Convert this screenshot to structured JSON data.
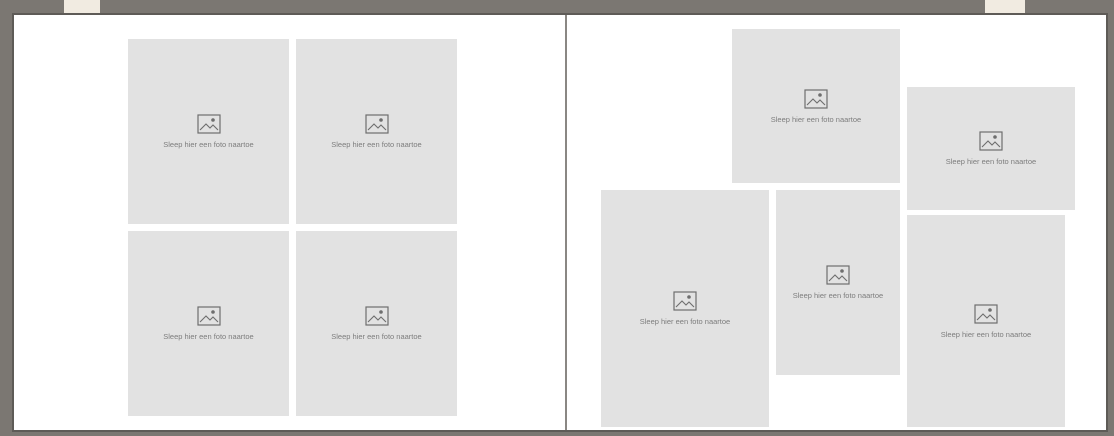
{
  "colors": {
    "frame": "#7b7772",
    "page": "#ffffff",
    "placeholder": "#e2e2e2",
    "placeholder_text": "#7d7d7d",
    "decoration": "#f1ebe1"
  },
  "slot_icon": "image-placeholder-icon",
  "left_page": {
    "slots": [
      {
        "label": "Sleep hier een foto naartoe"
      },
      {
        "label": "Sleep hier een foto naartoe"
      },
      {
        "label": "Sleep hier een foto naartoe"
      },
      {
        "label": "Sleep hier een foto naartoe"
      }
    ]
  },
  "right_page": {
    "slots": [
      {
        "label": "Sleep hier een foto naartoe"
      },
      {
        "label": "Sleep hier een foto naartoe"
      },
      {
        "label": "Sleep hier een foto naartoe"
      },
      {
        "label": "Sleep hier een foto naartoe"
      },
      {
        "label": "Sleep hier een foto naartoe"
      }
    ]
  }
}
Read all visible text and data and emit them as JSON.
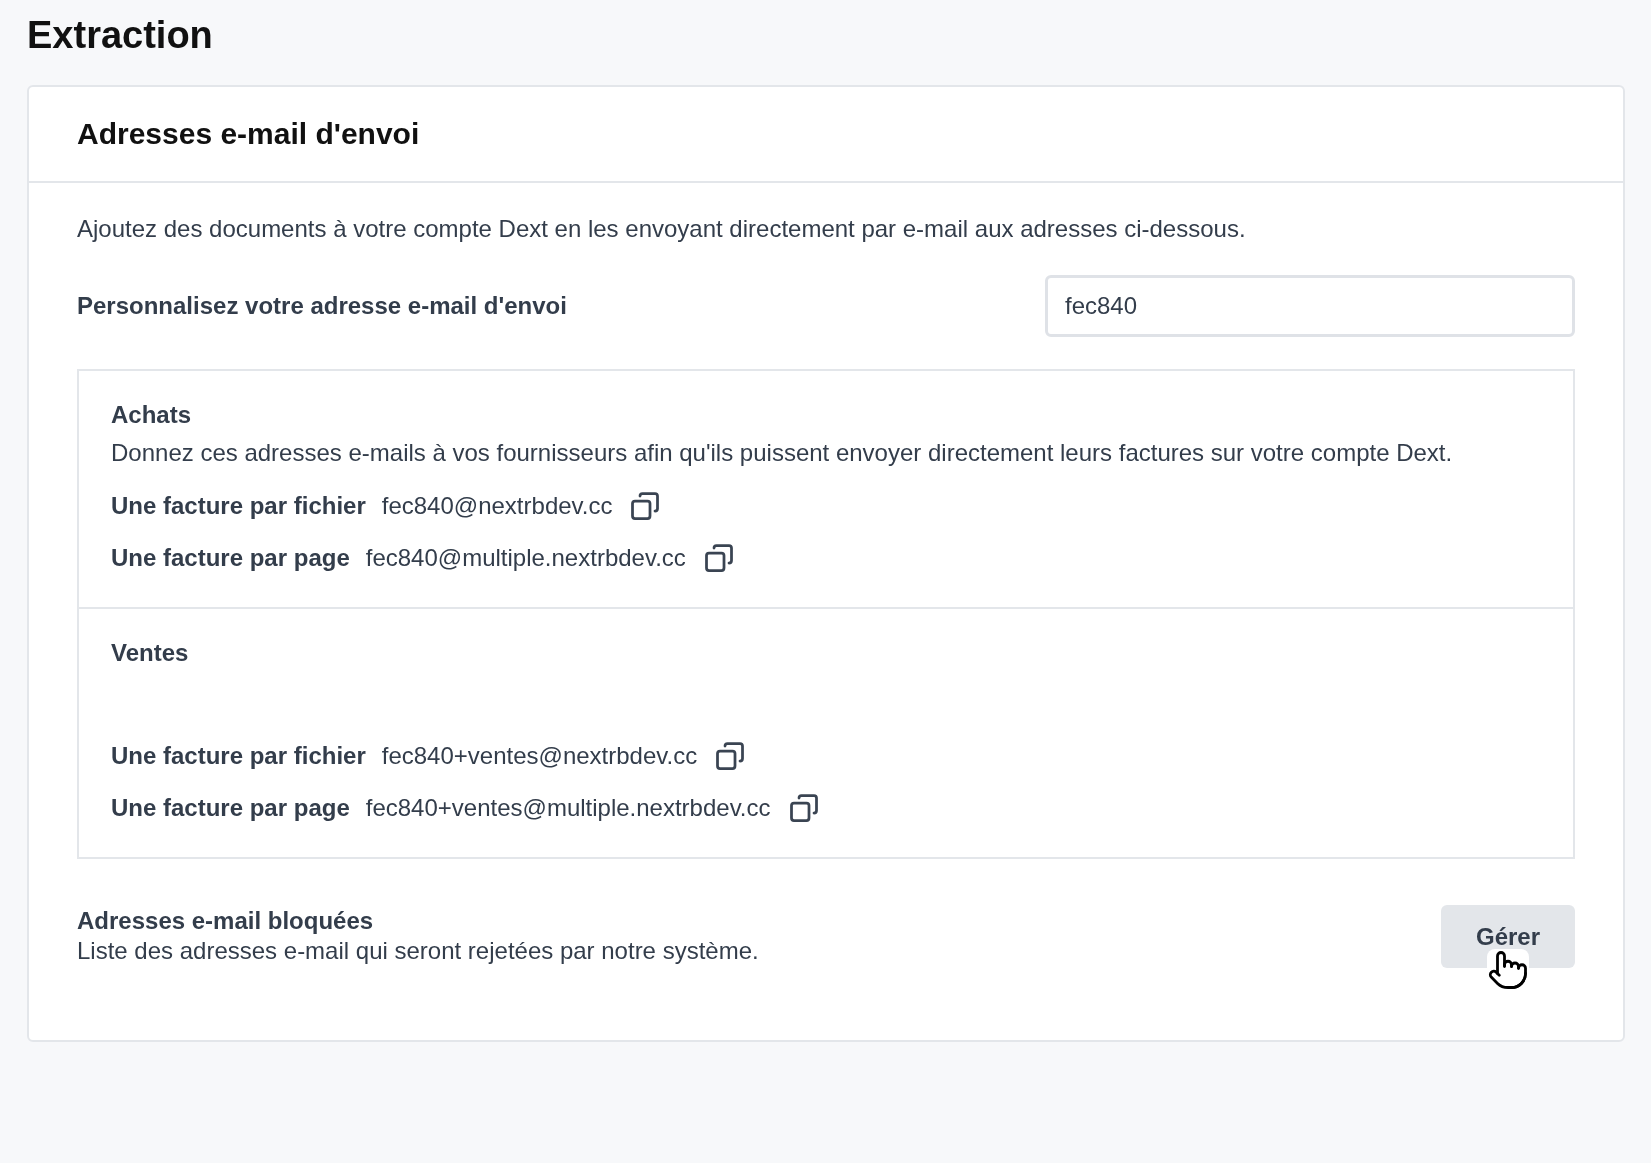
{
  "page_title": "Extraction",
  "card": {
    "title": "Adresses e-mail d'envoi",
    "intro": "Ajoutez des documents à votre compte Dext en les envoyant directement par e-mail aux adresses ci-dessous.",
    "custom_field": {
      "label": "Personnalisez votre adresse e-mail d'envoi",
      "value": "fec840"
    },
    "sections": [
      {
        "title": "Achats",
        "description": "Donnez ces adresses e-mails à vos fournisseurs afin qu'ils puissent envoyer directement leurs factures sur votre compte Dext.",
        "addresses": [
          {
            "label": "Une facture par fichier",
            "email": "fec840@nextrbdev.cc"
          },
          {
            "label": "Une facture par page",
            "email": "fec840@multiple.nextrbdev.cc"
          }
        ]
      },
      {
        "title": "Ventes",
        "addresses": [
          {
            "label": "Une facture par fichier",
            "email": "fec840+ventes@nextrbdev.cc"
          },
          {
            "label": "Une facture par page",
            "email": "fec840+ventes@multiple.nextrbdev.cc"
          }
        ]
      }
    ],
    "blocked": {
      "title": "Adresses e-mail bloquées",
      "description": "Liste des adresses e-mail qui seront rejetées par notre système.",
      "button": "Gérer"
    }
  }
}
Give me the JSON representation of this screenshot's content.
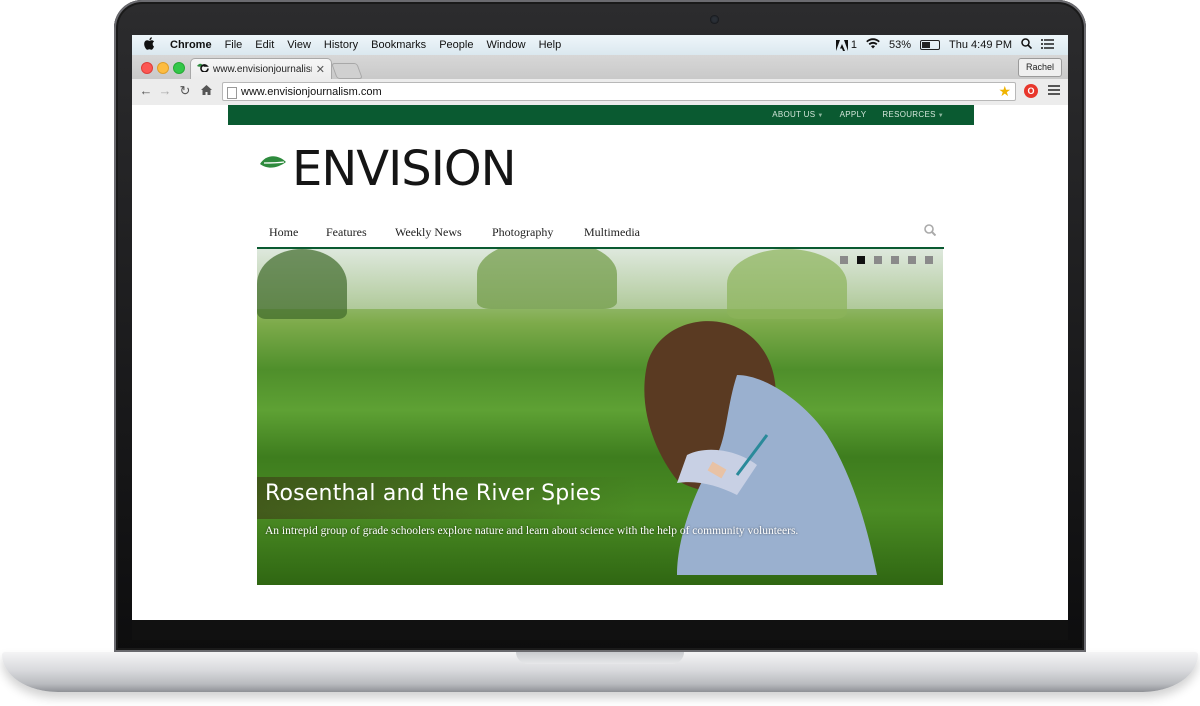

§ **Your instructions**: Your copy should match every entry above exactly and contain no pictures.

§ **Solution below**:
Convert this screenshot to structured JSON data.
{
  "colors": {
    "frame": "#7b7772",
    "page": "#ffffff",
    "placeholder": "#e2e2e2",
    "placeholder_text": "#7d7d7d",
    "decoration": "#f1ebe1"
  },
  "slot_icon": "image-placeholder-icon",
  "left_page": {
    "slots": [
      {
        "label": "Sleep hier een foto naartoe"
      },
      {
        "label": "Sleep hier een foto naartoe"
      },
      {
        "label": "Sleep hier een foto naartoe"
      },
      {
        "label": "Sleep hier een foto naartoe"
      }
    ]
  },
  "right_page": {
    "slots": [
      {
        "label": "Sleep hier een foto naartoe"
      },
      {
        "label": "Sleep hier een foto naartoe"
      },
      {
        "label": "Sleep hier een foto naartoe"
      },
      {
        "label": "Sleep hier een foto naartoe"
      },
      {
        "label": "Sleep hier een foto naartoe"
      }
    ]
  }
}
Read all visible text and data and emit them as JSON.
{
  "page_title": "Extraction",
  "card": {
    "title": "Adresses e-mail d'envoi",
    "intro": "Ajoutez des documents à votre compte Dext en les envoyant directement par e-mail aux adresses ci-dessous.",
    "custom_field": {
      "label": "Personnalisez votre adresse e-mail d'envoi",
      "value": "fec840"
    },
    "sections": [
      {
        "title": "Achats",
        "description": "Donnez ces adresses e-mails à vos fournisseurs afin qu'ils puissent envoyer directement leurs factures sur votre compte Dext.",
        "addresses": [
          {
            "label": "Une facture par fichier",
            "email": "fec840@nextrbdev.cc"
          },
          {
            "label": "Une facture par page",
            "email": "fec840@multiple.nextrbdev.cc"
          }
        ]
      },
      {
        "title": "Ventes",
        "addresses": [
          {
            "label": "Une facture par fichier",
            "email": "fec840+ventes@nextrbdev.cc"
          },
          {
            "label": "Une facture par page",
            "email": "fec840+ventes@multiple.nextrbdev.cc"
          }
        ]
      }
    ],
    "blocked": {
      "title": "Adresses e-mail bloquées",
      "description": "Liste des adresses e-mail qui seront rejetées par notre système.",
      "button": "Gérer"
    }
  }
}
Give me the JSON representation of this screenshot's content.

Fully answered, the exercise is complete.